RECORDS SHOWN below:
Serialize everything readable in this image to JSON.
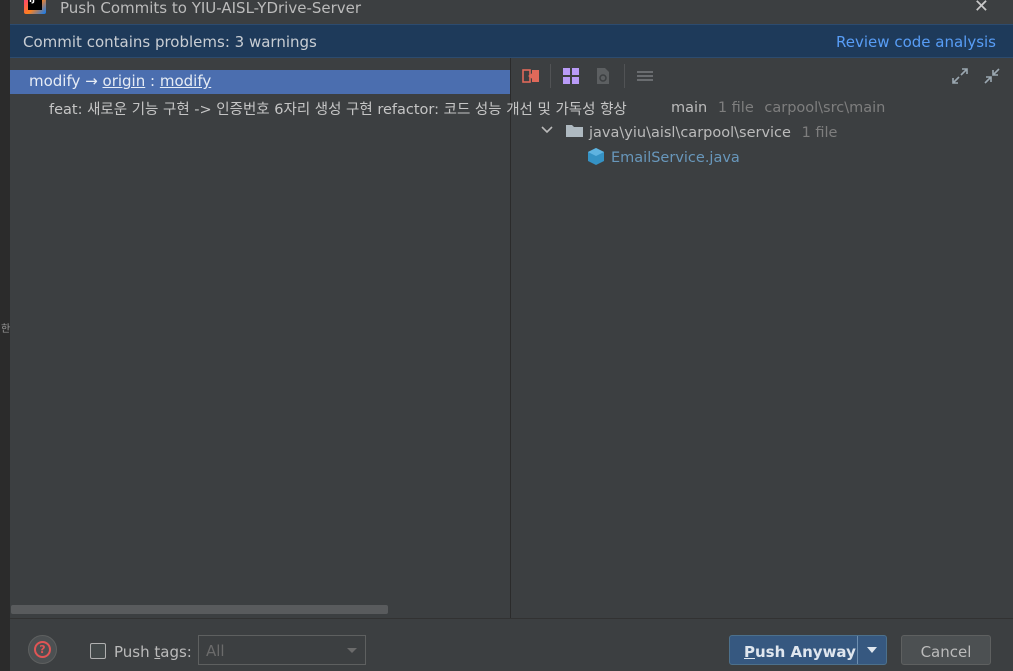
{
  "window": {
    "title": "Push Commits to YIU-AISL-YDrive-Server",
    "app_icon_text": "IJ"
  },
  "left_strip": {
    "ime_indicator": "한"
  },
  "banner": {
    "message": "Commit contains problems: 3 warnings",
    "link": "Review code analysis"
  },
  "commits": {
    "branch": {
      "local": "modify",
      "arrow": "→",
      "remote": "origin",
      "separator": ":",
      "target": "modify"
    },
    "items": [
      {
        "message": "feat: 새로운 기능 구현 -> 인증번호 6자리 생성 구현 refactor: 코드 성능 개선 및 가독성 향상"
      }
    ]
  },
  "changes": {
    "toolbar": [
      "show-diff-icon",
      "group-by-icon",
      "open-source-icon",
      "expand-all-icon",
      "collapse-icon"
    ],
    "tree": [
      {
        "label": "main",
        "count": "1 file",
        "path": "carpool\\src\\main"
      },
      {
        "label": "java\\yiu\\aisl\\carpool\\service",
        "count": "1 file"
      },
      {
        "label": "EmailService.java"
      }
    ]
  },
  "footer": {
    "push_tags_label_pre": "Push ",
    "push_tags_label_u": "t",
    "push_tags_label_post": "ags:",
    "push_tags_checked": false,
    "tags_select_value": "All",
    "push_button_u": "P",
    "push_button_rest": "ush Anyway",
    "cancel_button": "Cancel"
  },
  "colors": {
    "selection": "#4b6eaf",
    "banner": "#1e3a5a",
    "link": "#589df6",
    "primary_button": "#365880"
  }
}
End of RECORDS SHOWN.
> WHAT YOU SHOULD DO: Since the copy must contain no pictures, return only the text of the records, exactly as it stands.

> YOUR SOLUTION:
Serialize everything readable in this image to JSON.
{
  "window": {
    "title": "Push Commits to YIU-AISL-YDrive-Server",
    "app_icon_text": "IJ"
  },
  "left_strip": {
    "ime_indicator": "한"
  },
  "banner": {
    "message": "Commit contains problems: 3 warnings",
    "link": "Review code analysis"
  },
  "commits": {
    "branch": {
      "local": "modify",
      "arrow": "→",
      "remote": "origin",
      "separator": ":",
      "target": "modify"
    },
    "items": [
      {
        "message": "feat: 새로운 기능 구현 -> 인증번호 6자리 생성 구현 refactor: 코드 성능 개선 및 가독성 향상"
      }
    ]
  },
  "changes": {
    "toolbar": [
      "show-diff-icon",
      "group-by-icon",
      "open-source-icon",
      "expand-all-icon",
      "collapse-icon"
    ],
    "tree": [
      {
        "label": "main",
        "count": "1 file",
        "path": "carpool\\src\\main"
      },
      {
        "label": "java\\yiu\\aisl\\carpool\\service",
        "count": "1 file"
      },
      {
        "label": "EmailService.java"
      }
    ]
  },
  "footer": {
    "push_tags_label_pre": "Push ",
    "push_tags_label_u": "t",
    "push_tags_label_post": "ags:",
    "push_tags_checked": false,
    "tags_select_value": "All",
    "push_button_u": "P",
    "push_button_rest": "ush Anyway",
    "cancel_button": "Cancel"
  },
  "colors": {
    "selection": "#4b6eaf",
    "banner": "#1e3a5a",
    "link": "#589df6",
    "primary_button": "#365880"
  }
}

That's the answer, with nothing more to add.